Now, the first time I did this calculation, I started having all kinds of unwise ideas. I started wondering if I had any sufficiently compact friends I could coerce into climbing into the drum. I started scouring my neighborhood for particularly troublesome squirrels. Ultimately, I decided to test a tomato. I happened to have some tomatoes that were just moldy enough that I was afraid to eat them. Here’s our test subject:
Now, regular readers will be fully aware of the fact that I am insane. But my insanity has its limits. You see, as fun as it is to centrifuge fruits to death in a washing machine, I realized that at some point in the future I might like to do some laundry in my washing machine. That didn’t stop me from proceeding, by any means, but I decided that a watertight container was probably necessary.
I stuck the container in the drum, closed everything up, set the washer for a “Spin and Drain” cycle, and got ready. Our brave test subject had no comment, but he looked about as terrified as a tomato in a plastic bowl can.
I was a little nervous as the washer spun up to full speed. But I discovered that even my cheap-ass camera could take unblurred photos of the drum, which allowed me to confirm that the bowl hadn’t exploded everywhere and voided my warranty.
Notice the way the duct tape curves down towards the center of the lid. It wasn’t doing that when I first put it in. I guess that’s the effect of approximately 100-300 gees (remember, the force is less on the lid because the lid is closer to the drum’s center). But the container valiantly took the abuse. The same cannot be said for the tomato.
HOLY SHIT! Imagine that was your spleen or your brain or something. I’m glad I didn’t talk any of my cousins into that drum… Because 490 gees turns a 1-pound tomato into a 500-pound tomato (quarter-ton tomato!

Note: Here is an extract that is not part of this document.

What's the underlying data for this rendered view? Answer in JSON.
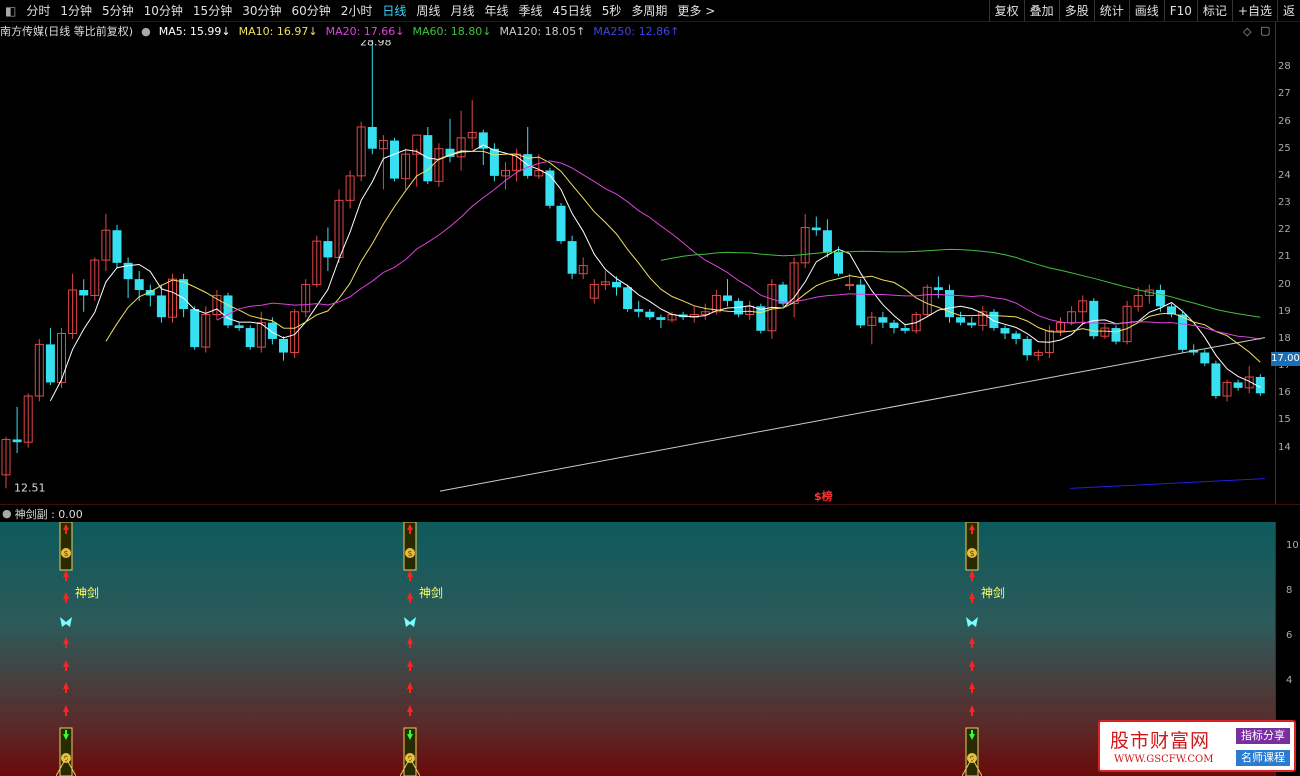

Get it! …sorry…) If I’d talked my 120-pound cousin into taking its place, that’d be 60,000 freakin’ pounds. But then, I might seriously void my warranty, so I’m glad I didn’t.